You’d be forgiven for at first glance thinking Wrong Creatures is a by-rote offering from San Francisco’s most monochrome sons. But delve deeper and it appears that the five-year break brought on by drummer Leah Shapiro’s brain surgery has somehow revved them on to greater things.

Initially described by guitarist Peter Hayes as “a conversation with death”, it opens in suitably sombre mood, the ancient sacrificial drum’n’hum of DFF giving way to Acorah-rock chuggersSpook, King Of Bones and Haunt. Then, just as you’re tagging Wrong Creatures as a playable ouija board in firm contact with J&MC’s Darklands, it takes a turn for the psychodelic. Echo is a lustrous cosmic echo of Walk On The Wild Side, while the Doorsy atmospherics and celestial hooks of Ninth Configuration and Question Of Faith shroud personal and religious soul-searching that suggest Wrong Creatures is actually a conversation with their younger, wronger selves. Certainly the dark carnival of Circus Bazooko and stirring postrock finale All Rise prove they’re tackling their crippling Psychocandy addiction, making Wrong Creatures something of a colourful rebirth.

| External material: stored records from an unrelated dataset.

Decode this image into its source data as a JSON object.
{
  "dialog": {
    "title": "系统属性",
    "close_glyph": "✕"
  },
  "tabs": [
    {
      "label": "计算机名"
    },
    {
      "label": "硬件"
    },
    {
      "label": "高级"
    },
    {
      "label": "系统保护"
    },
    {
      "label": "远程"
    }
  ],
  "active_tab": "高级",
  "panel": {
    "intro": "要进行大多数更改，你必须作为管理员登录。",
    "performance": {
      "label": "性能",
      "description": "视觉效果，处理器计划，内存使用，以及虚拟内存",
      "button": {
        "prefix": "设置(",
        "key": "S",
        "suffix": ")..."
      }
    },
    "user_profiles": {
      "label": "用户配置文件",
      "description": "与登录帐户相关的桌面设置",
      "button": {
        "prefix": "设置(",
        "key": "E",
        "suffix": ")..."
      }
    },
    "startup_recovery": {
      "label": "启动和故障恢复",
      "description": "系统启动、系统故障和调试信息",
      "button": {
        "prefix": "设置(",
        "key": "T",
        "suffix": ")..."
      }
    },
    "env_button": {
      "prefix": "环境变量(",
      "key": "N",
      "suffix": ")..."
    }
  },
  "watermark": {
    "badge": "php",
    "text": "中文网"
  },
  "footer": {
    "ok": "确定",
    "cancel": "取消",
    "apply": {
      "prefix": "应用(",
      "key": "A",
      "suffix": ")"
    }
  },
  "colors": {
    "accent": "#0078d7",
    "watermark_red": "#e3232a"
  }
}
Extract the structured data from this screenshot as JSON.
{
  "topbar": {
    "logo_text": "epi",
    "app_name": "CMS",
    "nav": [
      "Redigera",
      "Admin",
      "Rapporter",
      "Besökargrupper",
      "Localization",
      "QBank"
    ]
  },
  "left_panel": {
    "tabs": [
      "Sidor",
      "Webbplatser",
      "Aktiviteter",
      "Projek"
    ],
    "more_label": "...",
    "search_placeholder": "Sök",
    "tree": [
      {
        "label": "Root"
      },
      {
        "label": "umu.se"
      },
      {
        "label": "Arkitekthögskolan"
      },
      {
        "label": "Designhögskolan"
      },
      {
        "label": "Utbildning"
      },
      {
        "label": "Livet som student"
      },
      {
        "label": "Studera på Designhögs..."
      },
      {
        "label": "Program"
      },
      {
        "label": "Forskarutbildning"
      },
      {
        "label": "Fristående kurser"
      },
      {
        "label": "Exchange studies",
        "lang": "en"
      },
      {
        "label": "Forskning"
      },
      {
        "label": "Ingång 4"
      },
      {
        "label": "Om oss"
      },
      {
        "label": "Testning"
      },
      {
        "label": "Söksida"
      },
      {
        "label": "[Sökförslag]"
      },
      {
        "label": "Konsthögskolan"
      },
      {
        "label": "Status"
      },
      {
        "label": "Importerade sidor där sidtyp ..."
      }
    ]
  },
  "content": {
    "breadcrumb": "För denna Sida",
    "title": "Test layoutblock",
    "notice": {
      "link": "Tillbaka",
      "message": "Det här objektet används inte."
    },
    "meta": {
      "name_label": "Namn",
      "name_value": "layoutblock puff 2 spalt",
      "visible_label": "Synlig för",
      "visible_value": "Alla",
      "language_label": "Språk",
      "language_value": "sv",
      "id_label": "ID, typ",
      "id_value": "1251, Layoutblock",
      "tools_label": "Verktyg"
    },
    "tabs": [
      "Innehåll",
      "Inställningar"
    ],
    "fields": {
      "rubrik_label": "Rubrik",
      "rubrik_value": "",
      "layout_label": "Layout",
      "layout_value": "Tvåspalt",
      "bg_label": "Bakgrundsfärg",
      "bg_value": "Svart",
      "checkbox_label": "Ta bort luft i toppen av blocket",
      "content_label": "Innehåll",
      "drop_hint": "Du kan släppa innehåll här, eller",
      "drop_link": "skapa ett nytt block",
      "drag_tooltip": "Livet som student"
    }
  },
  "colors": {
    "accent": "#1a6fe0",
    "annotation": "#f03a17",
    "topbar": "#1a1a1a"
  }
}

It’s amazing what’s happened to their rock’n’roll.

Death. Religion. Ghosts. General bleakness. Bits that sound like The Jesus & Mary Ch… did someone shout “Black Rebel bingo!”?

You’d be forgiven for at first glance thinking Wrong Creatures is a by-rote offering from San Francisco’s most monochrome sons. But delve deeper and it appears that the five-year break brought on by drummer Leah Shapiro’s brain surgery has somehow revved them on to greater things.

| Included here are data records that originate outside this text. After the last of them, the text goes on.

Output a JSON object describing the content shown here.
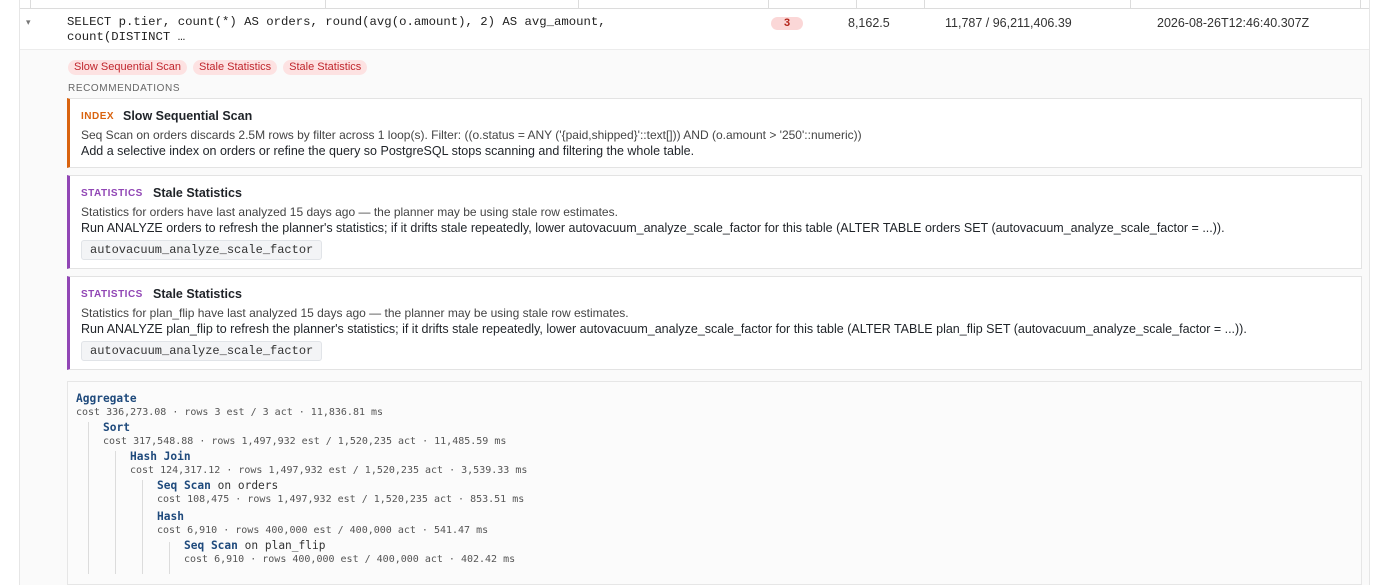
{
  "query_row": {
    "sql": "SELECT p.tier, count(*) AS orders, round(avg(o.amount), 2) AS avg_amount, count(DISTINCT …",
    "issue_count": "3",
    "value_1": "8,162.5",
    "value_2": "11,787 / 96,211,406.39",
    "timestamp": "2026-08-26T12:46:40.307Z",
    "expand_glyph": "▾"
  },
  "tags": [
    "Slow Sequential Scan",
    "Stale Statistics",
    "Stale Statistics"
  ],
  "recommendations_heading": "RECOMMENDATIONS",
  "recommendations": [
    {
      "kind": "INDEX",
      "title": "Slow Sequential Scan",
      "detail": "Seq Scan on orders discards 2.5M rows by filter across 1 loop(s). Filter: ((o.status = ANY ('{paid,shipped}'::text[])) AND (o.amount > '250'::numeric))",
      "advice": "Add a selective index on orders or refine the query so PostgreSQL stops scanning and filtering the whole table.",
      "setting": ""
    },
    {
      "kind": "STATISTICS",
      "title": "Stale Statistics",
      "detail": "Statistics for orders have last analyzed 15 days ago — the planner may be using stale row estimates.",
      "advice": "Run ANALYZE orders to refresh the planner's statistics; if it drifts stale repeatedly, lower autovacuum_analyze_scale_factor for this table (ALTER TABLE orders SET (autovacuum_analyze_scale_factor = ...)).",
      "setting": "autovacuum_analyze_scale_factor"
    },
    {
      "kind": "STATISTICS",
      "title": "Stale Statistics",
      "detail": "Statistics for plan_flip have last analyzed 15 days ago — the planner may be using stale row estimates.",
      "advice": "Run ANALYZE plan_flip to refresh the planner's statistics; if it drifts stale repeatedly, lower autovacuum_analyze_scale_factor for this table (ALTER TABLE plan_flip SET (autovacuum_analyze_scale_factor = ...)).",
      "setting": "autovacuum_analyze_scale_factor"
    }
  ],
  "plan": [
    {
      "name": "Aggregate",
      "target": "",
      "meta": "cost 336,273.08 · rows 3 est / 3 act · 11,836.81 ms"
    },
    {
      "name": "Sort",
      "target": "",
      "meta": "cost 317,548.88 · rows 1,497,932 est / 1,520,235 act · 11,485.59 ms"
    },
    {
      "name": "Hash Join",
      "target": "",
      "meta": "cost 124,317.12 · rows 1,497,932 est / 1,520,235 act · 3,539.33 ms"
    },
    {
      "name": "Seq Scan",
      "target": "on orders",
      "meta": "cost 108,475 · rows 1,497,932 est / 1,520,235 act · 853.51 ms"
    },
    {
      "name": "Hash",
      "target": "",
      "meta": "cost 6,910 · rows 400,000 est / 400,000 act · 541.47 ms"
    },
    {
      "name": "Seq Scan",
      "target": "on plan_flip",
      "meta": "cost 6,910 · rows 400,000 est / 400,000 act · 402.42 ms"
    }
  ]
}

Initially described by guitarist Peter Hayes as “a conversation with death”, it opens in suitably sombre mood, the ancient sacrificial drum’n’hum of DFF giving way to Acorah-rock chuggersSpook, King Of Bones and Haunt. Then, just as you’re tagging Wrong Creatures as a playable ouija board in firm contact with J&MC’s Darklands, it takes a turn for the psychodelic. Echo is a lustrous cosmic echo of Walk On The Wild Side, while the Doorsy atmospherics and celestial hooks of Ninth Configuration and Question Of Faith shroud personal and religious soul-searching that suggest Wrong Creatures is actually a conversation with their younger, wronger selves. Certainly the dark carnival of Circus Bazooko and stirring postrock finale All Rise prove they’re tackling their crippling Psychocandy addiction, making Wrong Creatures something of a colourful rebirth.

It’s amazing what’s happened to their rock’n’roll.